Basel

Naeem Mohaiemen, Rankin Street, 1953, 2013, video, black-and-white, sound, 7 minutes 43 seconds; blueprint drawings, print on archival paper, sandstone 3-D print. Installation view.

Naeem Mohaiemen, Rankin Street, 1953, 2013, video, black-and-white, sound, 7 minutes 43 seconds; blueprint drawings, print on archival paper, sandstone 3-D print. Installation view.

Naeem Mohaiemen

Kunsthalle Basel

Naeem Mohaiemen, Rankin Street, 1953, 2013, video, black-and-white, sound, 7 minutes 43 seconds; blueprint drawings, print on archival paper, sandstone 3-D print. Installation view.

For politically topical art to achieve lasting significance, it must be profoundly concrete and operate with references to a specific context. For a formidable example, consider the first European solo exhibition of the Bangladeshi artist, author, and anthropologist Naeem Mohaiemen, arranged by the kunsthalle’s departing director, Adam Szymczyk, and his assistant curator Fabian Schöneich. In a series of discrete constellations of photographs, films, and objects, Mohaiemen traces the shift from a stance of radical activism in the postcolonial conflicts of the early 1970s to the more reflective posture of a late-born generation, writing history from a distanced vantage point. His personal knowledge of the violence of Bangladesh’s war for independence from Pakistan in 1971 is limited to a few fragmentary recollections, most of which make sense only in retrospect, and to stories told by members of his extended family. In preparation for this project, he got his hands on extensive documentary material, some of it acquired through specific inquiries and some simply happened upon by coincidence, but it does not add up to an objective and internally consistent picture of recent history any more than his own memories do. The fragile traces of what is not yet even truly past—what Walter Benjamin has called the “rags” of history; Mohaiemen’s own image is that of an “exploded” history book—sit athwart the ideologically cohesive constructions of history imposed by each ruling faction through official textbooks, only to be rewritten with the next change of power.

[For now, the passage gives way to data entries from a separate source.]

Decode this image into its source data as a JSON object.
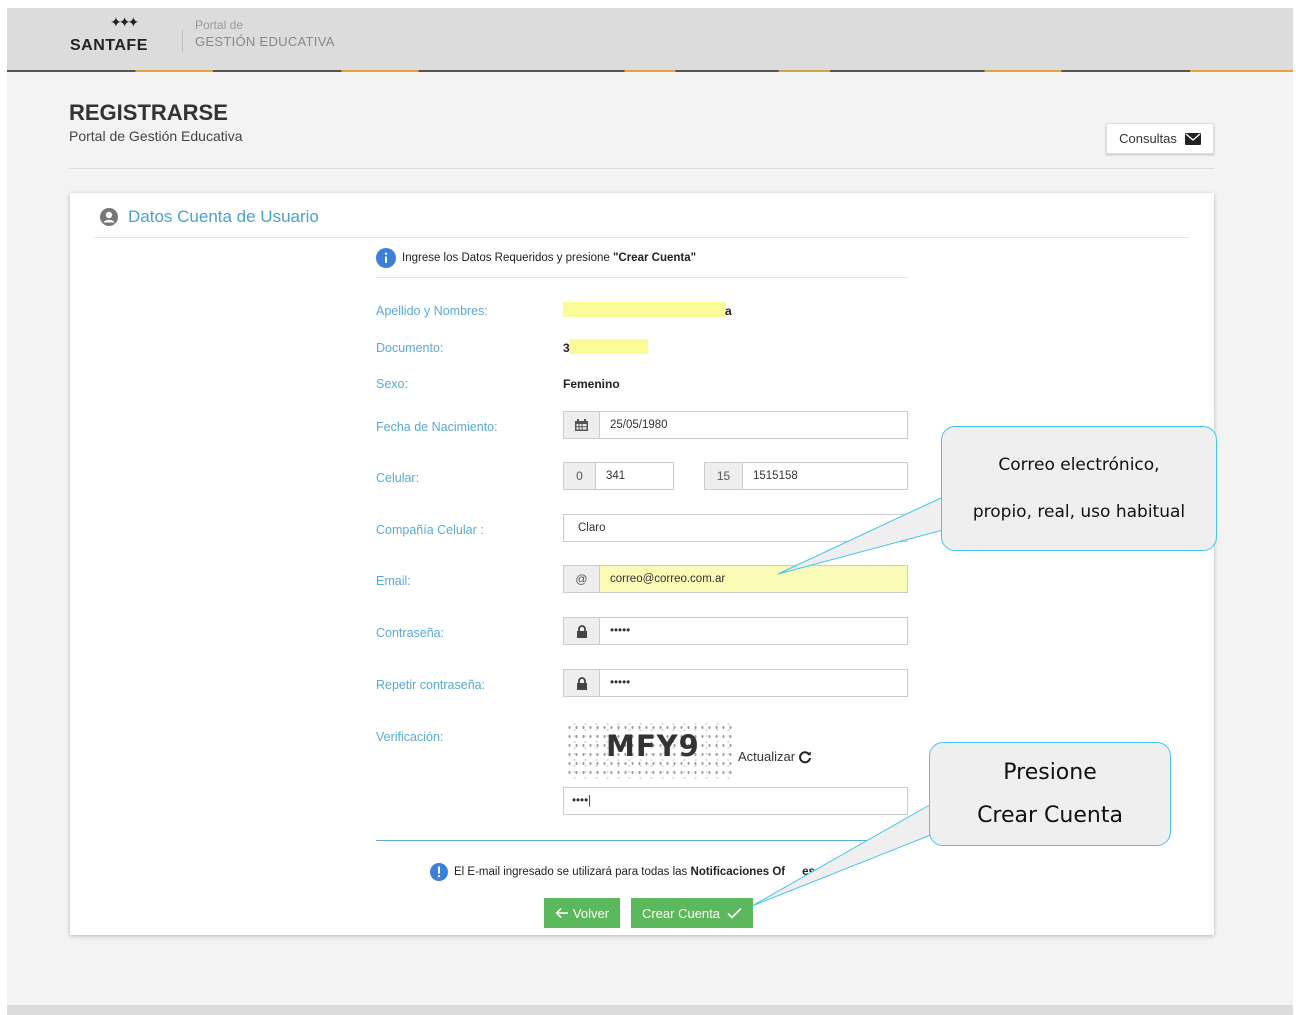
{
  "header": {
    "logo_stars": "✦✦✦",
    "logo_text": "SANTAFE",
    "portal_small": "Portal de",
    "portal_big": "GESTIÓN EDUCATIVA"
  },
  "page": {
    "title": "REGISTRARSE",
    "subtitle": "Portal de Gestión Educativa",
    "consultas_label": "Consultas"
  },
  "card": {
    "title": "Datos Cuenta de Usuario",
    "info_prefix": "Ingrese los Datos Requeridos y presione ",
    "info_bold": "\"Crear Cuenta\""
  },
  "form": {
    "apellido_label": "Apellido y Nombres:",
    "apellido_value_start": "",
    "apellido_value_end": "a",
    "documento_label": "Documento:",
    "documento_value": "3",
    "sexo_label": "Sexo:",
    "sexo_value": "Femenino",
    "fecha_label": "Fecha de Nacimiento:",
    "fecha_value": "25/05/1980",
    "celular_label": "Celular:",
    "celular_code_prefix": "0",
    "celular_code": "341",
    "celular_num_prefix": "15",
    "celular_num": "1515158",
    "compania_label": "Compañía Celular :",
    "compania_value": "Claro",
    "email_label": "Email:",
    "email_prefix": "@",
    "email_value": "correo@correo.com.ar",
    "password_label": "Contraseña:",
    "password_value": "•••••",
    "repeat_label": "Repetir contraseña:",
    "repeat_value": "•••••",
    "verif_label": "Verificación:",
    "captcha_text": "MFY9",
    "actualizar_label": "Actualizar",
    "verif_value": "••••|"
  },
  "notice": {
    "prefix": "El E-mail ingresado se utilizará para todas las ",
    "bold": "Notificaciones Of",
    "suffix": "es"
  },
  "buttons": {
    "volver": "Volver",
    "crear": "Crear Cuenta"
  },
  "callouts": {
    "email_line1": "Correo electrónico,",
    "email_line2": "propio, real, uso habitual",
    "crear_line1": "Presione",
    "crear_line2": "Crear Cuenta"
  },
  "colors": {
    "accent": "#4aa3c9",
    "button_green": "#5cb85c",
    "highlight": "#fbfb98",
    "callout_border": "#43c6ea"
  }
}
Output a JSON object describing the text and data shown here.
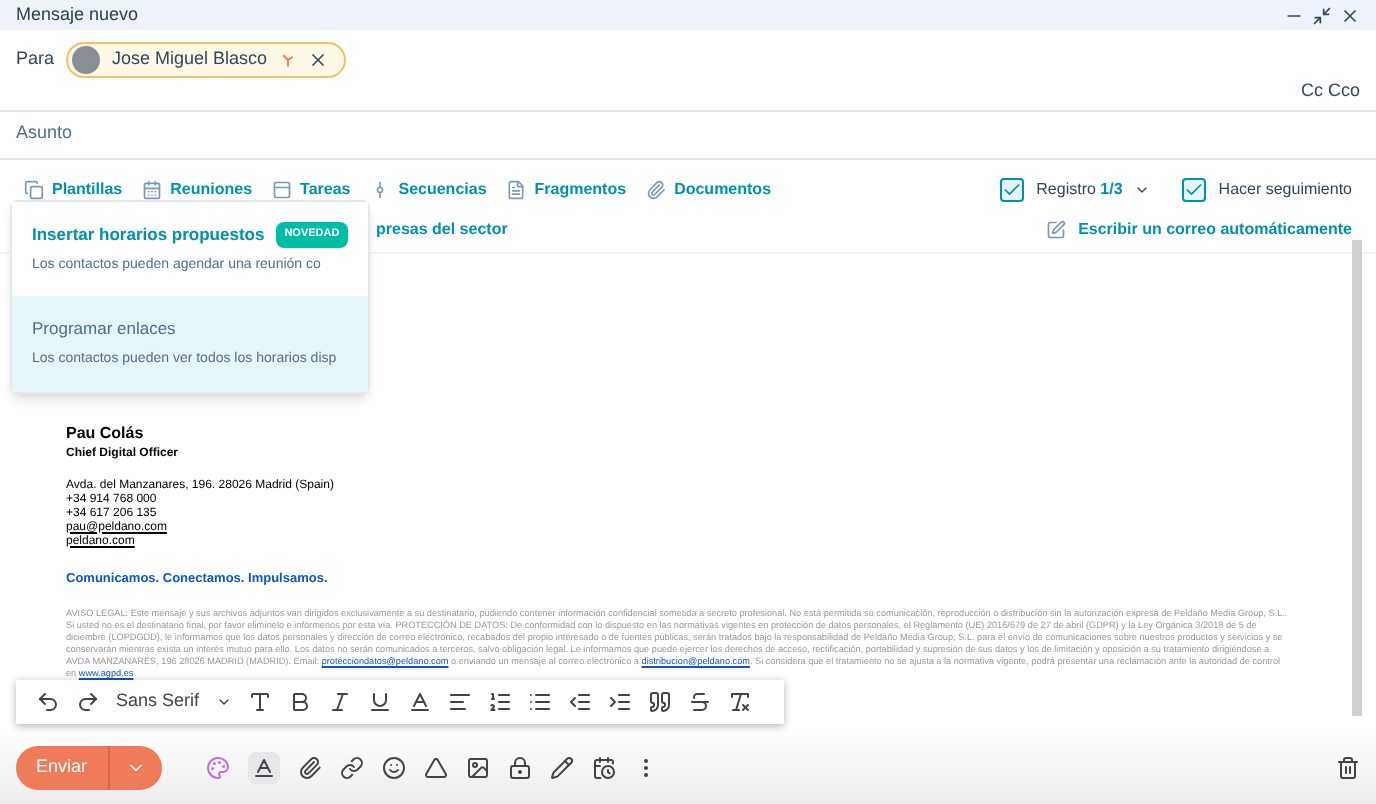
{
  "window": {
    "title": "Mensaje nuevo"
  },
  "to": {
    "label": "Para",
    "recipient": "Jose Miguel Blasco",
    "cc": "Cc Cco"
  },
  "subject": {
    "placeholder": "Asunto"
  },
  "tools": [
    {
      "label": "Plantillas",
      "kind": "copy"
    },
    {
      "label": "Reuniones",
      "kind": "calendar"
    },
    {
      "label": "Tareas",
      "kind": "task"
    },
    {
      "label": "Secuencias",
      "kind": "sequence"
    },
    {
      "label": "Fragmentos",
      "kind": "snippet"
    },
    {
      "label": "Documentos",
      "kind": "clip"
    }
  ],
  "options": [
    {
      "label": "Registro",
      "value": "1/3",
      "checked": true
    },
    {
      "label": "Hacer seguimiento",
      "checked": true
    }
  ],
  "suggestion": "presas del sector",
  "auto_write": "Escribir un correo automáticamente",
  "menu": [
    {
      "title": "Insertar horarios propuestos",
      "badge": "NOVEDAD",
      "description": "Los contactos pueden agendar una reunión co",
      "selected": false
    },
    {
      "title": "Programar enlaces",
      "description": "Los contactos pueden ver todos los horarios disp",
      "selected": true
    }
  ],
  "signature": {
    "name": "Pau Colás",
    "role": "Chief Digital Officer",
    "lines": [
      "Avda. del Manzanares, 196. 28026 Madrid (Spain)",
      "+34 914 768 000",
      "+34 617 206 135"
    ],
    "links": [
      "pau@peldano.com",
      "peldano.com"
    ],
    "slogan": "Comunicamos. Conectamos. Impulsamos.",
    "legal": [
      {
        "kind": "text",
        "text": "AVISO LEGAL: Este mensaje y sus archivos adjuntos van dirigidos exclusivamente a su destinatario, pudiendo contener información confidencial sometida a secreto profesional. No está permitida su comunicación, reproducción o distribución sin la autorización expresa de Peldaño Media Group, S.L.. Si usted no es el destinatario final, por favor elimínelo e infórmenos por esta vía. PROTECCIÓN DE DATOS: De conformidad con lo dispuesto en las normativas vigentes en protección de datos personales, el Reglamento (UE) 2016/679 de 27 de abril (GDPR) y la Ley Orgánica 3/2018 de 5 de diciembre (LOPDGDD), le informamos que los datos personales y dirección de correo electrónico, recabados del propio interesado o de fuentes públicas, serán tratados bajo la responsabilidad de Peldaño Media Group, S.L. para el envío de comunicaciones sobre nuestros productos y servicios y se conservarán mientras exista un interés mutuo para ello. Los datos no serán comunicados a terceros, salvo obligación legal. Le informamos que puede ejercer los derechos de acceso, rectificación, portabilidad y supresión de sus datos y los de limitación y oposición a su tratamiento dirigiéndose a AVDA MANZANARES, 196 28026 MADRID (MADRID). Email:"
      },
      {
        "kind": "link",
        "text": "protecciondatos@peldano.com"
      },
      {
        "kind": "text",
        "text": "o enviando un mensaje al correo electrónico a"
      },
      {
        "kind": "link",
        "text": "distribucion@peldano.com"
      },
      {
        "kind": "text",
        "text": ". Si considera que el tratamiento no se ajusta a la normativa vigente, podrá presentar una reclamación ante la autoridad de control en"
      },
      {
        "kind": "link",
        "text": "www.agpd.es"
      }
    ]
  },
  "format": {
    "font": "Sans Serif"
  },
  "send": "Enviar"
}
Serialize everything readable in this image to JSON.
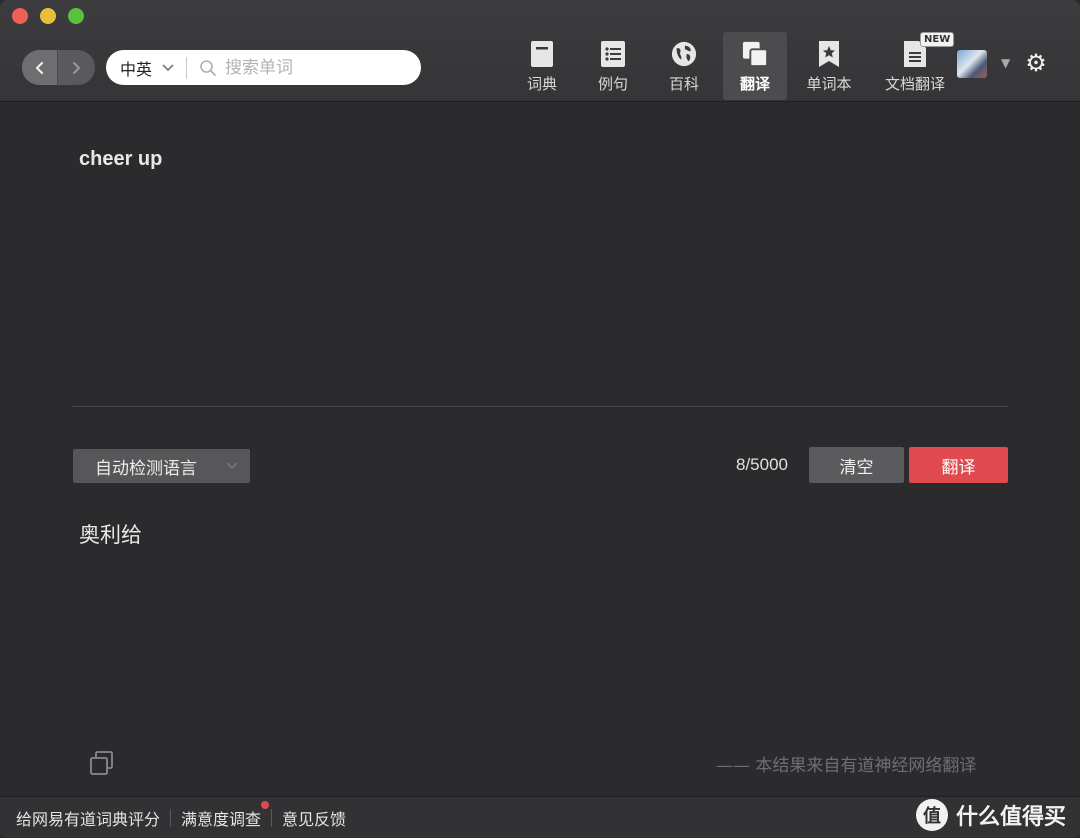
{
  "toolbar": {
    "lang_selector": "中英",
    "search_placeholder": "搜索单词",
    "tabs": [
      {
        "label": "词典",
        "icon": "book-icon"
      },
      {
        "label": "例句",
        "icon": "list-icon"
      },
      {
        "label": "百科",
        "icon": "globe-icon"
      },
      {
        "label": "翻译",
        "icon": "translate-icon",
        "active": true
      },
      {
        "label": "单词本",
        "icon": "bookmark-star-icon"
      },
      {
        "label": "文档翻译",
        "icon": "document-icon",
        "badge": "NEW"
      }
    ]
  },
  "main": {
    "source_text": "cheer up",
    "lang_detect_label": "自动检测语言",
    "char_count": "8/5000",
    "clear_label": "清空",
    "translate_label": "翻译",
    "result_text": "奥利给",
    "source_note": "—— 本结果来自有道神经网络翻译"
  },
  "bottom": {
    "links": [
      "给网易有道词典评分",
      "满意度调查",
      "意见反馈"
    ],
    "brand_text": "什么值得买",
    "brand_mark": "值"
  },
  "colors": {
    "background": "#2b2b2d",
    "accent_red": "#e04a4e",
    "button_gray": "#5b5b5e"
  }
}
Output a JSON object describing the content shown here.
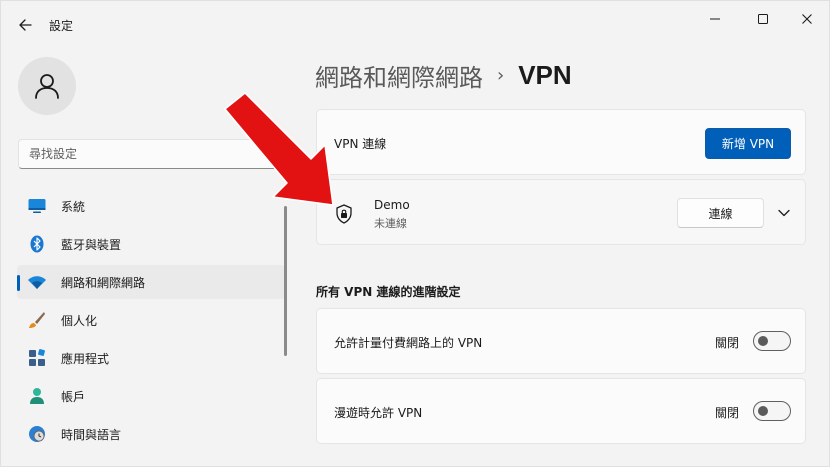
{
  "window": {
    "title": "設定"
  },
  "sidebar": {
    "search_placeholder": "尋找設定",
    "items": [
      {
        "label": "系統",
        "icon": "monitor-icon"
      },
      {
        "label": "藍牙與裝置",
        "icon": "bluetooth-icon"
      },
      {
        "label": "網路和網際網路",
        "icon": "wifi-icon",
        "active": true
      },
      {
        "label": "個人化",
        "icon": "brush-icon"
      },
      {
        "label": "應用程式",
        "icon": "apps-icon"
      },
      {
        "label": "帳戶",
        "icon": "person-icon"
      },
      {
        "label": "時間與語言",
        "icon": "clock-globe-icon"
      }
    ]
  },
  "breadcrumb": {
    "parent": "網路和網際網路",
    "separator": "›",
    "current": "VPN"
  },
  "vpn_connections": {
    "label": "VPN 連線",
    "add_button": "新增 VPN"
  },
  "demo_connection": {
    "name": "Demo",
    "status": "未連線",
    "connect_button": "連線"
  },
  "advanced": {
    "title": "所有 VPN 連線的進階設定",
    "settings": [
      {
        "label": "允許計量付費網路上的 VPN",
        "state": "關閉"
      },
      {
        "label": "漫遊時允許 VPN",
        "state": "關閉"
      }
    ]
  },
  "colors": {
    "accent": "#005fb8",
    "arrow": "#e31212",
    "background": "#f3f3f3",
    "card": "#fbfbfb"
  }
}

“Prisoners of Shothik Itihash,” the show’s title, means “prisoners of correct history.” Against a mode of thinking bent on strategic purposes and broad identifications, Mohaieman offered men his clear and yet subtly nuanced contexts traversed by internal critical refractions. There was, for example, Kazi in Nomansland, 2009–, three stacks of stamps celebrating the poet Kazi Nazrul Islam, whose art allowed for a rare case of unanimity among India, Pakistan, and Bangladesh: Each country claims him as its own. In the work Rankin Street, 1953, 2013, Mohaiemen draws on his father’s earliest photographic negatives to sketch a portrait of a family now scattered across the globe as well as of a street and neighborhood in Dhaka, an exercise that also provides an occasion for reflections on photography. The orchestration of text and image is similarly tight in the longer film United Red Army, 2012. Over long stretches, the unofficial audio recording of an airplane hijacking staged by the Japanese Red Army on the Dhaka airfield in 1977 plays over a black screen, on which only the transcription of the rigidly phrased dialogue between the hijackers and the army chief in the tower appears. The ritualized exchange between those spouting revolutionary jargon in broken English and those who wield state power with tactical dispassion is exposed in all its pompous vacuity when confronted with a powerful image from the hostage crisis.

The discontinuities built into the editing of Mohaiemen’s films dismantle a linear model of history. Another dimension of this gingerly approach to history is revealed in the artist’s book accompanying the exhibition, which includes a compilation of essays by Mohaiemen. At one point, he quotes a friend: “There is no ‘true’ history anywhere in the world. It’s all air-brushed, covered with pancake makeup, and then dipped into rosewater.” But Mohaiemen’s art suggests that critical intelligence, too, has a distinctive flavor and aroma.

Hans Rudolf-Reust

Translated from German by Gerrit Jackson.